Does Incognito Mode Keep My Browsing Private?
Most browsers come with an “incognito” feature that records no history, cookies, or data. How safe is this feature? (Photo below)
Why browsing in an incognito mode isn’t truly private
Some web browsers that offer private browsing come with a statement that explains why using the feature may not guarantee complete privacy. The goal of private browsing is to prevent information from being automatically stored on your device, like browsing histories or downloaded cookies. Though in some instances, files that have been downloaded or bookmarked may still be saved. Then, the private browsing session expires only when the browser window is closed.
The issue remains: Your activity may still be visible to the Internet service provider, as well as to the organization that provides the Internet connection, such as a school, college, or company. Also, the websites you visit may be able to view your session.
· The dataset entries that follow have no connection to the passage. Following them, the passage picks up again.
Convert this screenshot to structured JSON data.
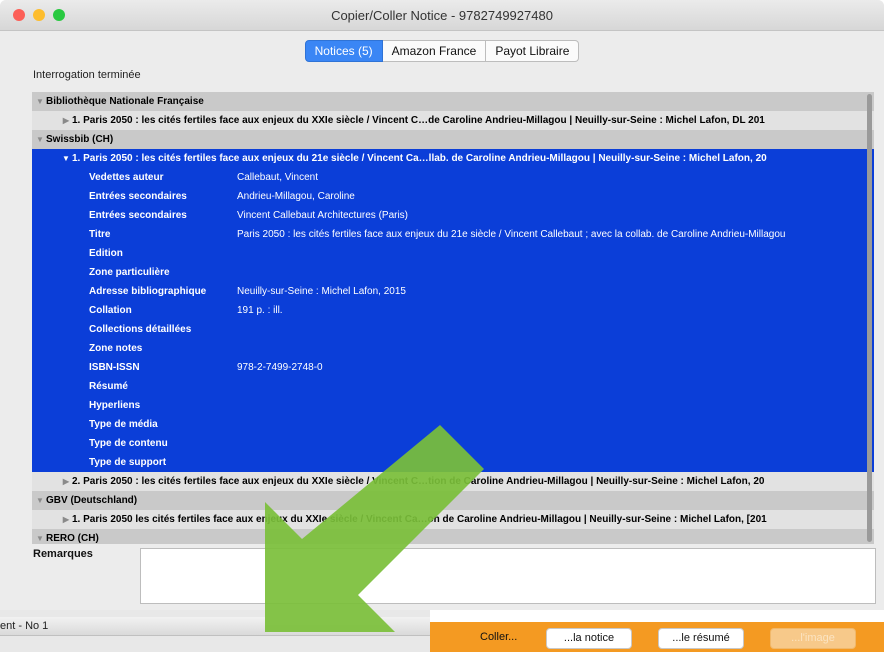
{
  "window": {
    "title": "Copier/Coller Notice - 9782749927480",
    "traffic_colors": [
      "#fc5f57",
      "#fdbd2e",
      "#29c941"
    ]
  },
  "tabs": [
    {
      "label": "Notices (5)",
      "active": true
    },
    {
      "label": "Amazon France",
      "active": false
    },
    {
      "label": "Payot Libraire",
      "active": false
    }
  ],
  "status": "Interrogation terminée",
  "rows": [
    {
      "type": "group",
      "tri": "▼",
      "text": "Bibliothèque Nationale Française"
    },
    {
      "type": "item",
      "tri": "▶",
      "text": "1. Paris 2050 : les cités fertiles face aux enjeux du XXIe siècle / Vincent C…de Caroline Andrieu-Millagou | Neuilly-sur-Seine : Michel Lafon, DL 201"
    },
    {
      "type": "group",
      "tri": "▼",
      "text": "Swissbib (CH)"
    },
    {
      "type": "sel-head",
      "tri": "▼",
      "text": "1. Paris 2050 : les cités fertiles face aux enjeux du 21e siècle / Vincent Ca…llab. de Caroline Andrieu-Millagou | Neuilly-sur-Seine : Michel Lafon, 20"
    },
    {
      "type": "field",
      "name": "Vedettes auteur",
      "value": "Callebaut, Vincent"
    },
    {
      "type": "field",
      "name": "Entrées secondaires",
      "value": "Andrieu-Millagou, Caroline"
    },
    {
      "type": "field",
      "name": "Entrées secondaires",
      "value": "Vincent Callebaut Architectures (Paris)"
    },
    {
      "type": "field",
      "name": "Titre",
      "value": "Paris 2050 : les cités fertiles face aux enjeux du 21e siècle / Vincent Callebaut ; avec la collab. de Caroline Andrieu-Millagou"
    },
    {
      "type": "field",
      "name": "Edition",
      "value": ""
    },
    {
      "type": "field",
      "name": "Zone particulière",
      "value": ""
    },
    {
      "type": "field",
      "name": "Adresse bibliographique",
      "value": "Neuilly-sur-Seine : Michel Lafon, 2015"
    },
    {
      "type": "field",
      "name": "Collation",
      "value": "191 p. : ill."
    },
    {
      "type": "field",
      "name": "Collections détaillées",
      "value": ""
    },
    {
      "type": "field",
      "name": "Zone notes",
      "value": ""
    },
    {
      "type": "field",
      "name": "ISBN-ISSN",
      "value": "978-2-7499-2748-0"
    },
    {
      "type": "field",
      "name": "Résumé",
      "value": ""
    },
    {
      "type": "field",
      "name": "Hyperliens",
      "value": ""
    },
    {
      "type": "field",
      "name": "Type de média",
      "value": ""
    },
    {
      "type": "field",
      "name": "Type de contenu",
      "value": ""
    },
    {
      "type": "field",
      "name": "Type de support",
      "value": ""
    },
    {
      "type": "item",
      "tri": "▶",
      "text": "2. Paris 2050 : les cités fertiles face aux enjeux du XXIe siècle / Vincent C…tion de Caroline Andrieu-Millagou | Neuilly-sur-Seine : Michel Lafon, 20"
    },
    {
      "type": "group",
      "tri": "▼",
      "text": "GBV (Deutschland)"
    },
    {
      "type": "item",
      "tri": "▶",
      "text": "1. Paris 2050 les cités fertiles face aux enjeux du XXIe siècle / Vincent Ca…on de Caroline Andrieu-Millagou | Neuilly-sur-Seine : Michel Lafon, [201"
    },
    {
      "type": "group",
      "tri": "▼",
      "text": "RERO (CH)"
    }
  ],
  "remarques_label": "Remarques",
  "doc_window_title": "ent - No 1",
  "paste_bar": {
    "label": "Coller...",
    "buttons": [
      {
        "label": "...la notice",
        "enabled": true
      },
      {
        "label": "...le résumé",
        "enabled": true
      },
      {
        "label": "...l'image",
        "enabled": false
      }
    ]
  },
  "colors": {
    "selection": "#0b3ed8",
    "group_row": "#c9c9c9",
    "item_row": "#e2e2e2",
    "paste_bar": "#f49a22",
    "arrow": "#7bbf3a"
  }
}
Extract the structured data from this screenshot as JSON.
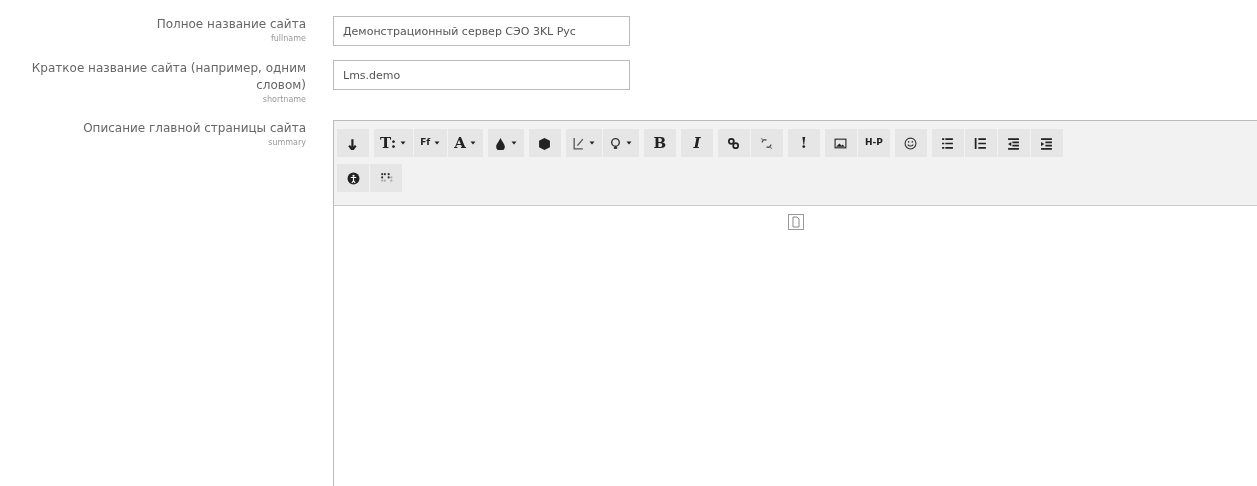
{
  "fields": [
    {
      "label": "Полное название сайта",
      "name": "fullname",
      "kind": "text",
      "value": "Демонстрационный сервер СЭО 3KL Рус"
    },
    {
      "label": "Краткое название сайта (например, одним словом)",
      "name": "shortname",
      "kind": "text",
      "value": "Lms.demo"
    },
    {
      "label": "Описание главной страницы сайта",
      "name": "summary",
      "kind": "editor"
    }
  ],
  "toolbar": [
    [
      [
        {
          "kind": "collapse",
          "dropdown": false
        }
      ],
      [
        {
          "kind": "text",
          "glyph": "T:",
          "dropdown": true
        },
        {
          "kind": "text",
          "glyph": "Ff",
          "dropdown": true,
          "small": true
        },
        {
          "kind": "text",
          "glyph": "A",
          "dropdown": true
        }
      ],
      [
        {
          "kind": "drop",
          "dropdown": true
        }
      ],
      [
        {
          "kind": "cube",
          "dropdown": false
        }
      ],
      [
        {
          "kind": "pen",
          "dropdown": true
        },
        {
          "kind": "bulb",
          "dropdown": true
        }
      ],
      [
        {
          "kind": "text",
          "glyph": "B",
          "dropdown": false
        }
      ],
      [
        {
          "kind": "text",
          "glyph": "I",
          "dropdown": false,
          "italic": true
        }
      ],
      [
        {
          "kind": "link",
          "dropdown": false
        },
        {
          "kind": "unlink",
          "dropdown": false
        }
      ],
      [
        {
          "kind": "text",
          "glyph": "!",
          "dropdown": false
        }
      ],
      [
        {
          "kind": "image",
          "dropdown": false
        },
        {
          "kind": "text",
          "glyph": "H-P",
          "dropdown": false,
          "small": true
        }
      ],
      [
        {
          "kind": "smiley",
          "dropdown": false
        }
      ],
      [
        {
          "kind": "ul",
          "dropdown": false
        },
        {
          "kind": "ol",
          "dropdown": false
        },
        {
          "kind": "outdent",
          "dropdown": false
        },
        {
          "kind": "indent",
          "dropdown": false
        }
      ]
    ],
    [
      [
        {
          "kind": "accessibility",
          "dropdown": false
        },
        {
          "kind": "braille",
          "dropdown": false
        }
      ]
    ]
  ]
}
Why go incognito while browsing?
There are a lot of good reasons to go incognito while browsing online, including these:
- Using multiple email accounts. You can open a tab in private mode and log into multiple email accounts without the hassle of logging off from one account and logging into another.
- Using a shared computer or a computer that’s not yours. Sometimes you’re away from your own device and have to use a Mac, PC, or another device that does not belong to you. A private browser should prevent your passwords, search history, and browsing history from being saved on that device.
- Shopping for gifts. Birthdays, holidays, or any occasion — if you’re shopping for a gift for someone on your shared computer, make sure you go private. The last thing you want is an overenthusiastic browser sharing your gift ideas and spoiling your surprise.
- Researching “delicate” topics. Sometimes you might need to research topics that you’d rather not have to enter into that search box. Researchers, writers, college students, and others may need to search for terms that are outside their comfort zone. A private browser may save some embarrassment or help protect confidential medical information.
- Booking travel online. Whether you’re looking for cheap airfares or hotel bookings, a private browser may help. With web tracking disabled, airlines and hotels can’t learn too much about your need or desperation to get desired dates and bookings. This may prevent them from altering fares based on your search history.